Underwater mining edit

Recent technological advancements have given rise to the use of remotely operated vehicles (ROVs) to collect mineral samples from prospective mine sites. Using drills and other cutting tools, the ROVs obtain samples to be analyzed for desired minerals. Once a site has been located, a mining ship or station is set up to mine the area.[7]

Seafloor mineral mining of seafloor massive sulfide deposits (so named for the sulfide molecules, not the deposit size) are a developing subsea mineral mining industry. Nautilus Minerals Inc. had begun to establish a new industry by commercially exploring and, in the future, planned to extract copper, gold, silver and zinc in its Solwara 1 Project. The project was establishing its operations 1 mile (1.6 km) beneath the ocean surface in the Bismarck Sea near Papua New Guinea. When fully underway the operation would have been the world’s first commercial deep sea mining project.[8] First production was expected to begin in 2017, but the company went bankrupt in 2019 after failing to secure funding for the project.

Remotely operated vehicles edit

Remotely Operated Vehicles (ROVs) are robotic pieces of equipment operated from afar to perform tasks on the sea floor. ROVs are available in a wide variety of function capabilities and complexities from simple "eyeball" camera devices, to multi-appendage machines that require multiple operators to operate or "fly" the equipment.

Other Professional Equipments used in installation of Sub Sea Telecommunication cable are specially designed crafts, modular barges, Water Pump along with Diving support and other accessories to seamlessly conduct installation operations in Deep Sea and Near Shore end, Rivers, Lakes. There are few professional companies in the world who own, operate such equipments and carry out operations worldwide on turnkey basis.

Energy harvesting and production edit

Subsea energy technologies are the subject of investigation using a number of technical strategies, none of which have yet been commercialized to become viable products or new energy industries. Energy sources under investigation include utility scale power production from ocean currents, such as the rapid currents found in the waters between the Florida Straits and Cape Hatteras. Research and projects are developing to harvest energy from hydrothermal vents to provide power for subsea ocean research instruments, developing autonomous vehicle recharge technologies, seabed sensor systems, and environmental research applications. Other investigations include harvesting energy from differences in temperature that occur with varied ocean depth, and microbial fuel cells that produce energy from organisms in ocean seafloor sediments.

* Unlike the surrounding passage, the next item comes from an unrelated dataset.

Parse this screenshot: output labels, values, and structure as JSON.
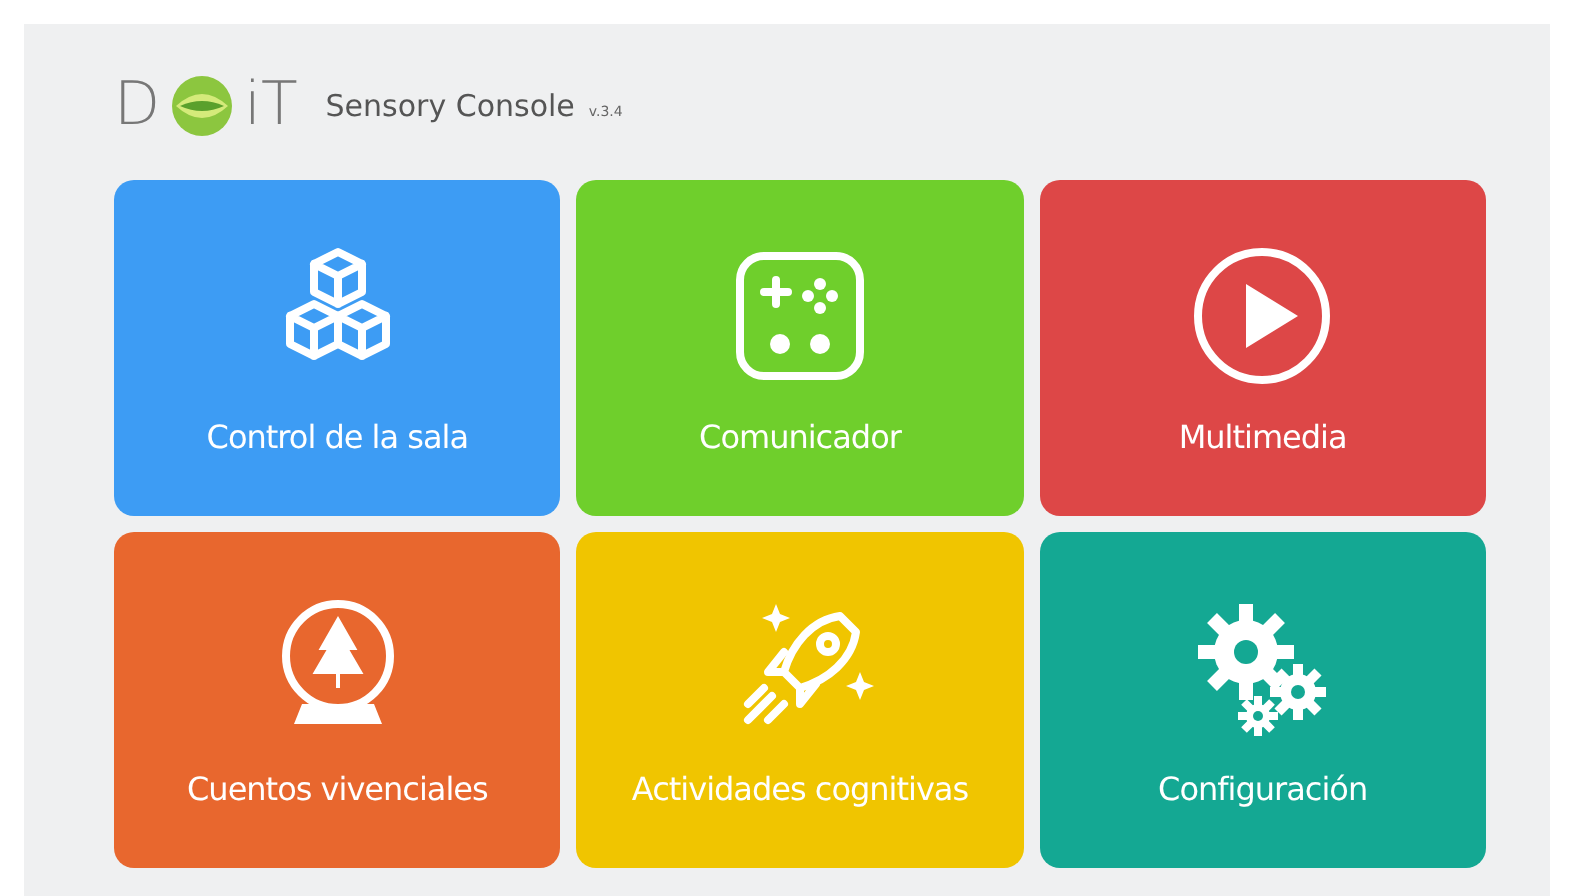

Current methods for providing power for electric applications on offshore seabeds are limited to the use of batteries, power provided from generators on ships or platforms with fossil fuel generators, or for lower power requirements, wind, solar, or wave energy harvesting buoys.

Organizations edit

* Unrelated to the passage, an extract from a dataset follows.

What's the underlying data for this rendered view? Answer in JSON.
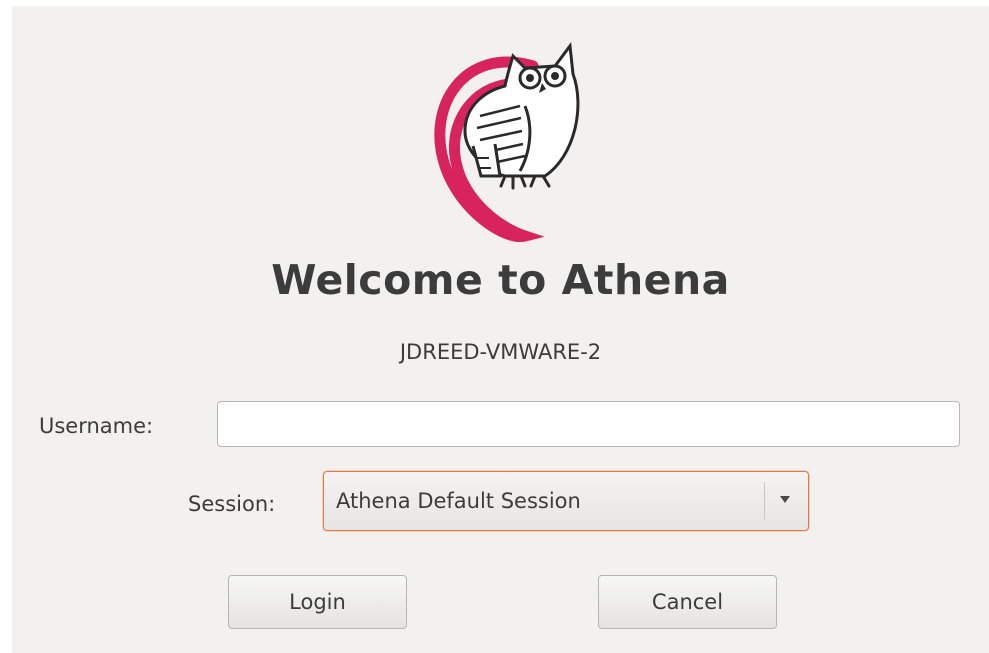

A number of professional societies and trade bodies are involved with the subsea industry around the world. Such groups include

Government agencies administer regulations in their territorial waters around the world. Examples of such government agencies are the Minerals Management Service (MMS, US), Norwegian Petroleum Directorate (NPD, Norway), and Health & Safety Executive (HSE, UK). The MMS administers the mineral resources in the US (using Code of Federal Regulations (CFR)) and provides management of all the US subsea mineral and renewable energy resources.

See also edit

References edit

  1. ^ "The Subsea Industry". Subsea oil and gas directory for subsea industry professionals. Retrieved 27 September 2016.
  2. ^ Oil field Glossary - Deepwater Play :
  3. ^ (2010) International Petroleum Encyclopedia. Retrieved November 09, 2010, from
  4. ^ 60 Years in the Gulf of Mexico, E&P Supplement, Hart Publishing, November 2007
  5. ^ Global Marine Systems on the future of offshore wind cabling Archived 2010-05-05 at the Wayback Machine, Wind Energy Update, 2009-09-10, accessed 2011-07-30.
  6. ^ Treasure on the ocean floor, Economist 381, no. 8506:10, EBSCOhost, (accessed January 19, 2010).
  7. ^ Jamasmie, Cecilia (7 April 2015). "Nautilus Minerals resumes undersea mining exploration". Retrieved 22 September 2016.